• Neoliberalisation, fast policy transfer and the management of labor market services

      Nunn, Alex; University of Derby (Taylor & Francis, 2019-06-27)
      Neoliberalism has been a core concern for IPE for several decades, but is often ill-defined. Research offering greater definitional clarity stresses the role of contingent and local level factors in diverse processes of neoliberalisation. This paper contributes to that literature, addressing a surprising gap in critical IPE knowledge; the management practices by which pressures to activate the unemployed and to make them more competitive, are implemented. The paper suggests that performance management, is significant as both a depoliticising policy coordination mechanism and a highly politicised policy implementation practice. The paper invokes a scalar-relational approach which sees the pressure to innovate and compete at lower scales as driven by the political economy of competitiveness at the system scale. The paper reports on research undertaken within the empirical frame of EU meta-governance, showing how performance management is part of lower-scale attempts to adapt to system-scale pressures. It is neoliberalising in both form and content. It concludes by showing that while performance management may be a significant component of neoliberalisation there is scope for engagement and contestation motivated by egalitarian ideals. Critical IPE scholars interested in contesting neoliberalisation should therefore engage with the political economy of management practice as well as policy design.

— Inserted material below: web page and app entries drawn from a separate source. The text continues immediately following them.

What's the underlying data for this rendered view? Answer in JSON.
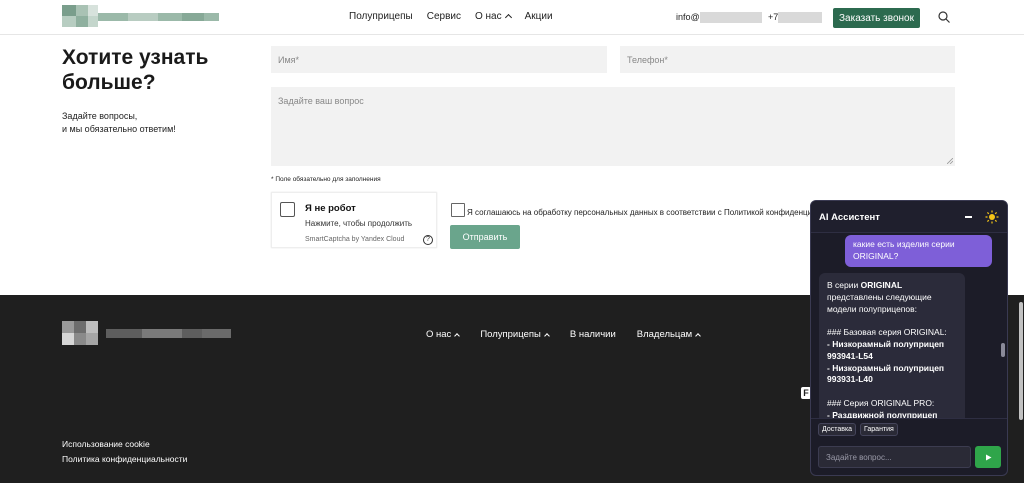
{
  "header": {
    "nav": [
      {
        "label": "Полуприцепы",
        "has_dropdown": false
      },
      {
        "label": "Сервис",
        "has_dropdown": false
      },
      {
        "label": "О нас",
        "has_dropdown": true
      },
      {
        "label": "Акции",
        "has_dropdown": false
      }
    ],
    "email_prefix": "info@",
    "phone_prefix": "+7",
    "call_button": "Заказать звонок",
    "accent_color": "#2c6a4f"
  },
  "form": {
    "title": "Хотите узнать больше?",
    "subtitle_line1": "Задайте вопросы,",
    "subtitle_line2": "и мы обязательно ответим!",
    "name_placeholder": "Имя*",
    "phone_placeholder": "Телефон*",
    "question_placeholder": "Задайте ваш вопрос",
    "required_note": "* Поле обязательно для заполнения",
    "captcha": {
      "title": "Я не робот",
      "hint": "Нажмите, чтобы продолжить",
      "brand": "SmartCaptcha by Yandex Cloud",
      "help": "?"
    },
    "consent": "Я соглашаюсь на обработку персональных данных в соответствии с Политикой конфиденциальности",
    "submit": "Отправить"
  },
  "footer": {
    "nav": [
      {
        "label": "О нас",
        "has_dropdown": true
      },
      {
        "label": "Полуприцепы",
        "has_dropdown": true
      },
      {
        "label": "В наличии",
        "has_dropdown": false
      },
      {
        "label": "Владельцам",
        "has_dropdown": true
      }
    ],
    "links": [
      "Использование cookie",
      "Политика конфиденциальности"
    ],
    "badge": "F"
  },
  "assistant": {
    "title": "AI Ассистент",
    "user_message": "какие есть изделия серии ORIGINAL?",
    "bot_message": {
      "intro_prefix": "В серии ",
      "intro_bold": "ORIGINAL",
      "intro_suffix": " представлены следующие модели полуприцепов:",
      "section1": "### Базовая серия ORIGINAL:",
      "item1": "- Низкорамный полуприцеп 993941-L54",
      "item2": "- Низкорамный полуприцеп 993931-L40",
      "section2": "### Серия ORIGINAL PRO:",
      "item3": "- Раздвижной полуприцеп"
    },
    "chips": [
      "Доставка",
      "Гарантия"
    ],
    "input_placeholder": "Задайте вопрос...",
    "send_icon": "send-arrow-icon",
    "theme_icon": "sun-icon"
  }
}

    • The power of PES partnerships

      Davern, Eamonn; Nunn, Alex; Scoppetta, Anette; University of Derby; European Centre for Social Welfare (European Union, 2021-07)
      The labour market is changing very rapidly. Prior to the onset of the COVID-19 pandemic, the labour mar- ket across Europe was performing strongly overall, and across most member states. Nevertheless, high levels of employment co-existed with some important problems such as inequalities of skills, employment, conditions and pay in relation to gender, ethnicity, disability and partic- ular challenges faced by specific social groups such as migrants or ex-offenders or some ethnic minorities (Eu- ropean Commission, 2020a). Young people have been particularly negatively affected by changes in job security and wages in the so called ‘gig economy’. The current COVID crisis is adding to these vulnerabili- ties, increasing unemployment generally and particular- ly among the insecurely employed, temporary workers, young people and the low to medium skilled. It has in- creased youth unemployment, and the rate of those Not in Employment, Education or Training and households have lost considerable income, especially at lower lev- els of the income distribution (European Commission, 2020b). Further, the range of anticipated future changes that go under the banner of ‘The Future of Work’ may further compound inequalities and insecurities faced by sections of the population. The OECD predicts that around 14% of jobs are at risk due to automation, with signifi- cant variation of this risk between OECD member states, between sectors and occupational roles, with workers in manufacturing, agriculture, food preparation or commu- nications occupations (postal, courier etc) most at risk (Nedelkoska, & Quintini, 2018). While new waves of au- tomation over the last decade have not yet led to signif- icant employment losses in any country, it is influencing" "employment growth between occupations and the skills demands within them. The lowest skilled are becoming more concentrated in the most vulnerable sectors and occupations (OECD, 2021). On the upside, technology acted to protect large numbers of jobs in the Covid 19 crisis, enabling workers to continue even when lockdowns prevented them physically going to work. The uptake of telework will likely lead to accelerated use of new tech- nology after the crisis. While recent job retention schemes have been effective at reducing and slowing redundancies and sustaining employment and business viability, they come at a cost to fiscal balances. The likelihood of slow output growth for several years and the need for further restorative public spending (for e.g., on physical and mental health and education services) will put public finances under considerable pressure for several years to come. All this will have an ongoing impact on PES and acceler- ate pressures that they were already experiencing and responding to. PES will need to continue to demonstrate increasing effectiveness and efficiency and deliver re- sults in helping the workforce and employers to adjust and ‘build back better’. One means of PES responding to the multiple challenges that they and the labour market face is through further development of partnerships. This will involve review of existing partnership arrangements and further learning from the many strong examples of PES facilitating closer working across organisational boundaries. By sharing good examples and best practice PES can highlight and encourage further positive en- gagement between stakeholders in enhancing social and labour market inclusion through delivery of increasingly citizen centric services.